TASK:
All lines of the records below that contain the word "Windows" must be listed.

EXTRACTED RECORDS:
§ §

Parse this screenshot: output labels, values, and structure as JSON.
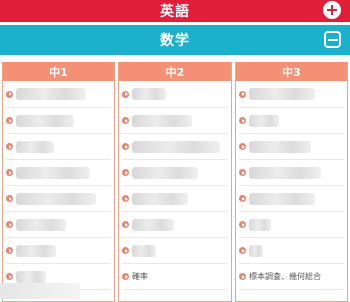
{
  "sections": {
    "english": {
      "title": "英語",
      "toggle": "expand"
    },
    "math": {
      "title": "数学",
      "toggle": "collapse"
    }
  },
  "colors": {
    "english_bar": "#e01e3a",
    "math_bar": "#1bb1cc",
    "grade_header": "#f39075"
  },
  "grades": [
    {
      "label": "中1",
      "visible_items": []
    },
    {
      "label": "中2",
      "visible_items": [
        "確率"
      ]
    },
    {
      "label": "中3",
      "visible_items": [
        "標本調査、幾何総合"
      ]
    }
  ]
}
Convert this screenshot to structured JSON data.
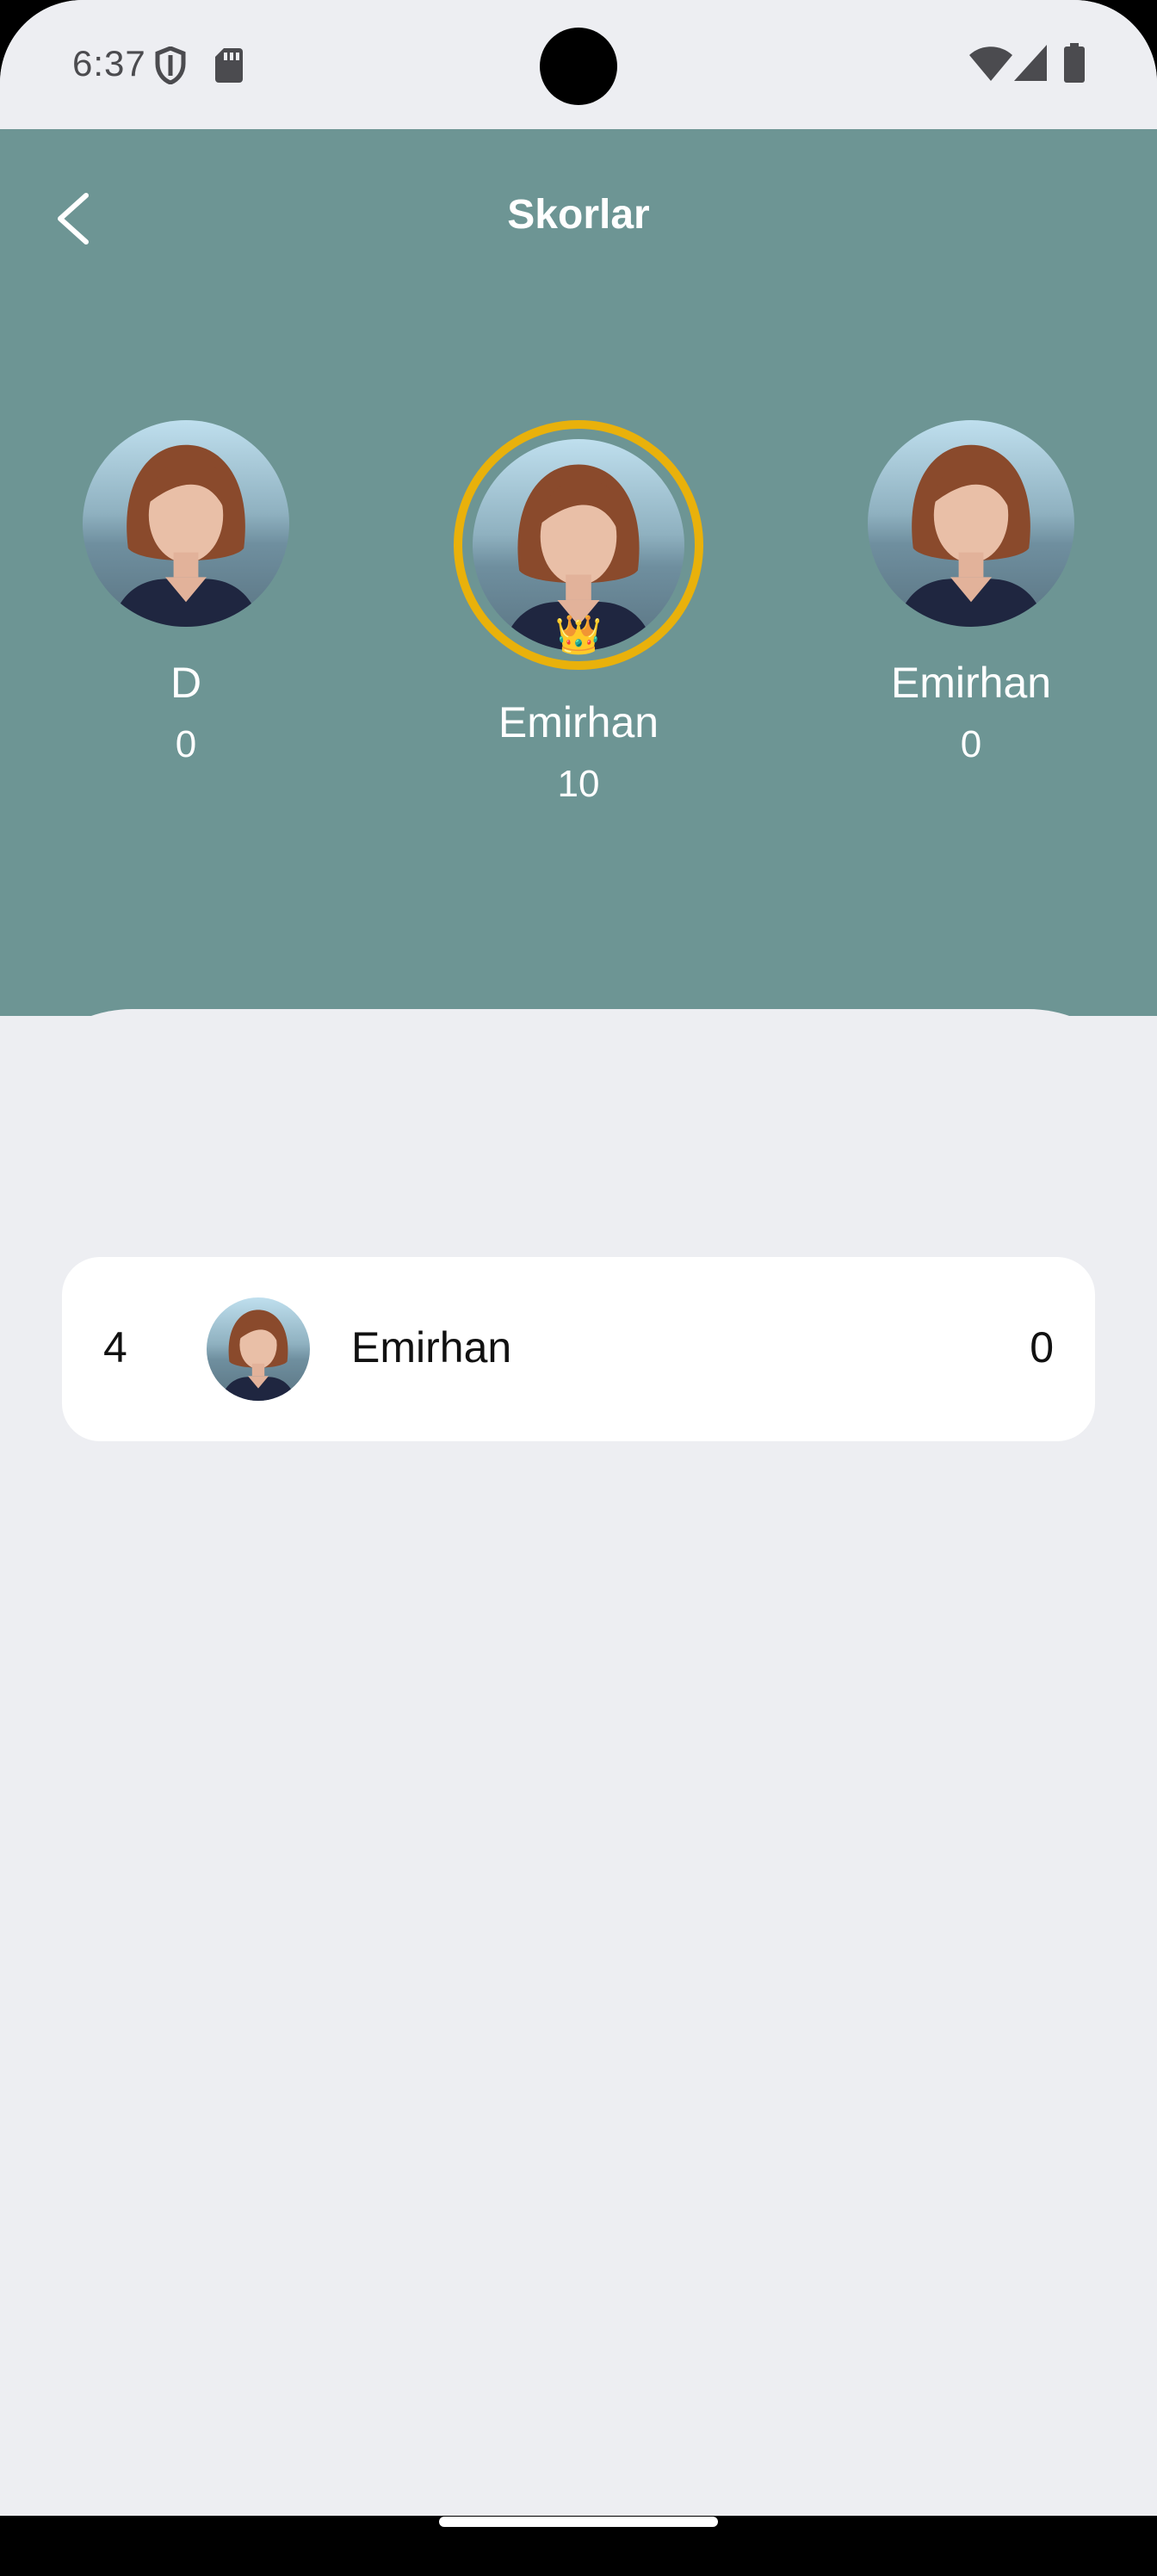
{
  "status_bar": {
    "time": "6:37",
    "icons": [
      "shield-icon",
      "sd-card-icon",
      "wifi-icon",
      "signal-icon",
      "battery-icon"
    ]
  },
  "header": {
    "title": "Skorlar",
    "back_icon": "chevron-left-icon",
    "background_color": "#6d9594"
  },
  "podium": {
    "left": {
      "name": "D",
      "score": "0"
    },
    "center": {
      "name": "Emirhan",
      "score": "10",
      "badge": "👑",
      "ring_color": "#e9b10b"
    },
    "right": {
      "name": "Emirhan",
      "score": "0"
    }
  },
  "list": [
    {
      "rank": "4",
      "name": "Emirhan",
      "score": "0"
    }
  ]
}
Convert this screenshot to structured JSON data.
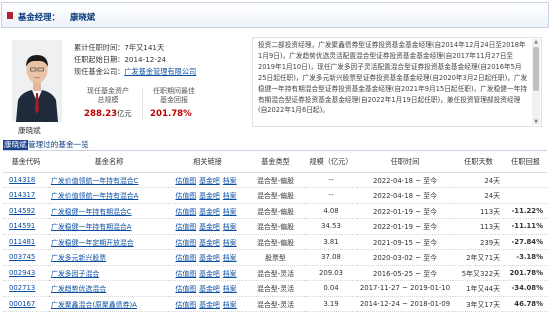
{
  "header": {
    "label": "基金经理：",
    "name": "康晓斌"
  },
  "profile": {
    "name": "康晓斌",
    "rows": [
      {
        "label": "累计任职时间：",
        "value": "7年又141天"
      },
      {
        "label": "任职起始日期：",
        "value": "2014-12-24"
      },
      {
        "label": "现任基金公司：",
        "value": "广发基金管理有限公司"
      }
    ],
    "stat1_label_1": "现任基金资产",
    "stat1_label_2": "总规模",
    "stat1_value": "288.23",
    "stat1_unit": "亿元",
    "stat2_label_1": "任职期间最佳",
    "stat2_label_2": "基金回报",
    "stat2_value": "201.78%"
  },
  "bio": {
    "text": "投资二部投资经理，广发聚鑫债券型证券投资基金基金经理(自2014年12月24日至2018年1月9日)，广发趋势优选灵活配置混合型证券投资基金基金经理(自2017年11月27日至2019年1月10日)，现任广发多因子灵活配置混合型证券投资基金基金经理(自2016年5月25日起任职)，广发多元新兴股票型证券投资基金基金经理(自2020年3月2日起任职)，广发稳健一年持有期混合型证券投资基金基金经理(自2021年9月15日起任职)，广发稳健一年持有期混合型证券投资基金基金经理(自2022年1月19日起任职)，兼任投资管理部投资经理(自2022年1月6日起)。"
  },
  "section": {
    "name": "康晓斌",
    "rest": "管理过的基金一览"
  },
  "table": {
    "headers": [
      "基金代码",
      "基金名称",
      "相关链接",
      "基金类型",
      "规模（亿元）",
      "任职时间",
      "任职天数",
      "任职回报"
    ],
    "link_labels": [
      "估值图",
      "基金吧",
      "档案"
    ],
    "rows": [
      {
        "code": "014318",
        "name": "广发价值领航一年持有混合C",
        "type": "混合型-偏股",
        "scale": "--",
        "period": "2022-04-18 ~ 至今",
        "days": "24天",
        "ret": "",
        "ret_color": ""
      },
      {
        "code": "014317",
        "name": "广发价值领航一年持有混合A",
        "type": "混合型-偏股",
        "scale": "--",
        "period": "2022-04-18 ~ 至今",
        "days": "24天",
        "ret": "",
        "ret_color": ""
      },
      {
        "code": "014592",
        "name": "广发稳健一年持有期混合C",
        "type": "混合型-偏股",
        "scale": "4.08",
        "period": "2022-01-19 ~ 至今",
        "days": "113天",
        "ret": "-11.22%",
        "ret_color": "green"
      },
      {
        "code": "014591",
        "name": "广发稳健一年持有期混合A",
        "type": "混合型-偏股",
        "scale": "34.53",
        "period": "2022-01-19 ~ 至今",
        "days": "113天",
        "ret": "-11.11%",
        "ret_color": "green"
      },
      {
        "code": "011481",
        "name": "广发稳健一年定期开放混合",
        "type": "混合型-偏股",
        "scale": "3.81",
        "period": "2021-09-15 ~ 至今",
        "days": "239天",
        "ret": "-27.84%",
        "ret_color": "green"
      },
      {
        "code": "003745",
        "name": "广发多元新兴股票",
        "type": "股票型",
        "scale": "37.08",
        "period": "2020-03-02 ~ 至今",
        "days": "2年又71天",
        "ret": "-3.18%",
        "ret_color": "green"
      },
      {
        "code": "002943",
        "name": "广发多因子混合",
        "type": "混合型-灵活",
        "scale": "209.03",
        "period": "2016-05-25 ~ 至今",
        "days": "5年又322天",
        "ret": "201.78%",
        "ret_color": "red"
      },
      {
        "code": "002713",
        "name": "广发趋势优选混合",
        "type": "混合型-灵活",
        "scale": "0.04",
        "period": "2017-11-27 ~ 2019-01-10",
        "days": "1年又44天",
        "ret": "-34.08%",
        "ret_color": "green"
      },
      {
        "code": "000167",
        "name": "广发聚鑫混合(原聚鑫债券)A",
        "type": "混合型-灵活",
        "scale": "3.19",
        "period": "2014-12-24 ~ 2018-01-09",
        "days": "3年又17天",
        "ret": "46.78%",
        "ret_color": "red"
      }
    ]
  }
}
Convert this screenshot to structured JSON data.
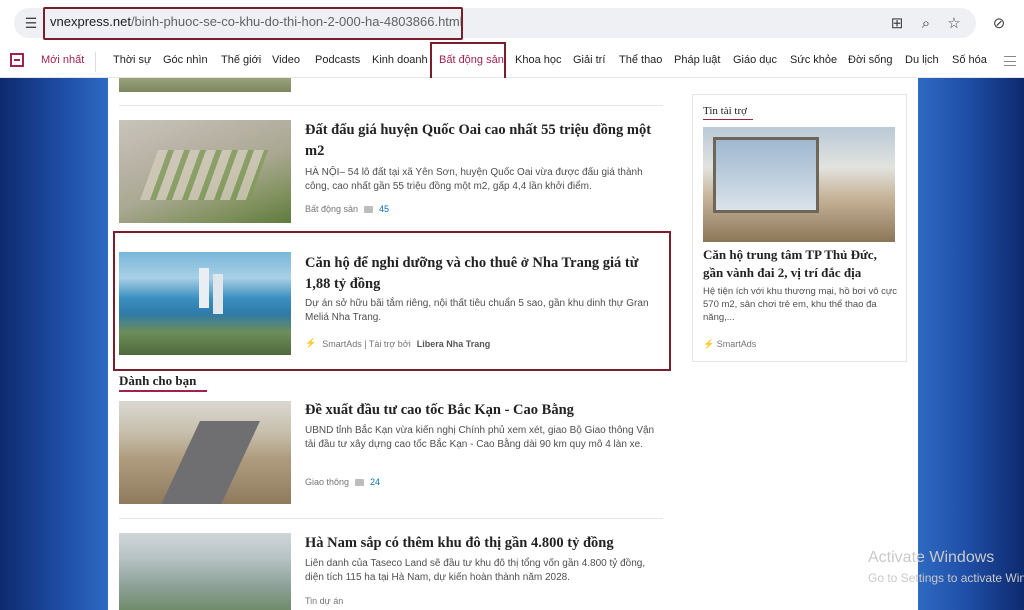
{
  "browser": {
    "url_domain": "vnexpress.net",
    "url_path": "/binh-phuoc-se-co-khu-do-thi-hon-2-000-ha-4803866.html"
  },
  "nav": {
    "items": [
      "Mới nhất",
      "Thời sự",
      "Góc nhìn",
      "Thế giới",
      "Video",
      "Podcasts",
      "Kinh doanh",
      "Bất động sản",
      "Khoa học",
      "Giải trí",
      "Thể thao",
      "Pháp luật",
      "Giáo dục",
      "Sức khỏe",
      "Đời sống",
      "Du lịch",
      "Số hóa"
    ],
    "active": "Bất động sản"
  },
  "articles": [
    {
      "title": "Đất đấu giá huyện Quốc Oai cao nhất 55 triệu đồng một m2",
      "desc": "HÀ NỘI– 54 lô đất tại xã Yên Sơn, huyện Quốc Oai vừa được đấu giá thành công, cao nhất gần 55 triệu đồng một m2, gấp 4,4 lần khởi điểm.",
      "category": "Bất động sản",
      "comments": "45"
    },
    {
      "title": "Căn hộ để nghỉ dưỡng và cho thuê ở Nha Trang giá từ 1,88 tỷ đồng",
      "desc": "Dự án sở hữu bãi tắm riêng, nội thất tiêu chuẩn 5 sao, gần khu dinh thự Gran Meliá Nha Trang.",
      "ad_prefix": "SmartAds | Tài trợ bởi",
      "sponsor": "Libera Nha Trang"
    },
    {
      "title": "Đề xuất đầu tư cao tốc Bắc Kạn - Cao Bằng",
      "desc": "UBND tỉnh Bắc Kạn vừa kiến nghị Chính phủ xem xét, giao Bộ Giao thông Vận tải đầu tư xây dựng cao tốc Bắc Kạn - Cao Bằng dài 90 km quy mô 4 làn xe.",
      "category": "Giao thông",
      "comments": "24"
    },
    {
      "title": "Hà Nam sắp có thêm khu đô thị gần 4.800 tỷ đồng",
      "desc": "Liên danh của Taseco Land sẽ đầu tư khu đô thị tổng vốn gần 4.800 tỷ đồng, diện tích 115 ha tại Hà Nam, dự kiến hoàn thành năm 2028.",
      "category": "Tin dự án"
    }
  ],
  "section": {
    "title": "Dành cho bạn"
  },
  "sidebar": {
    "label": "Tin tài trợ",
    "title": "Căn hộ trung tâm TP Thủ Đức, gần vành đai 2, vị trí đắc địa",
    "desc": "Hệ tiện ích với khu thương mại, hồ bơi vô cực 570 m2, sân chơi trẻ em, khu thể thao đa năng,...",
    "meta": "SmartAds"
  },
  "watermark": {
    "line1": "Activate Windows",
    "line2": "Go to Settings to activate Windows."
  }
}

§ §

OUTPUT OF THE TASK:
    "line1": "Activate Windows",
    "line2": "Go to Settings to activate Windows."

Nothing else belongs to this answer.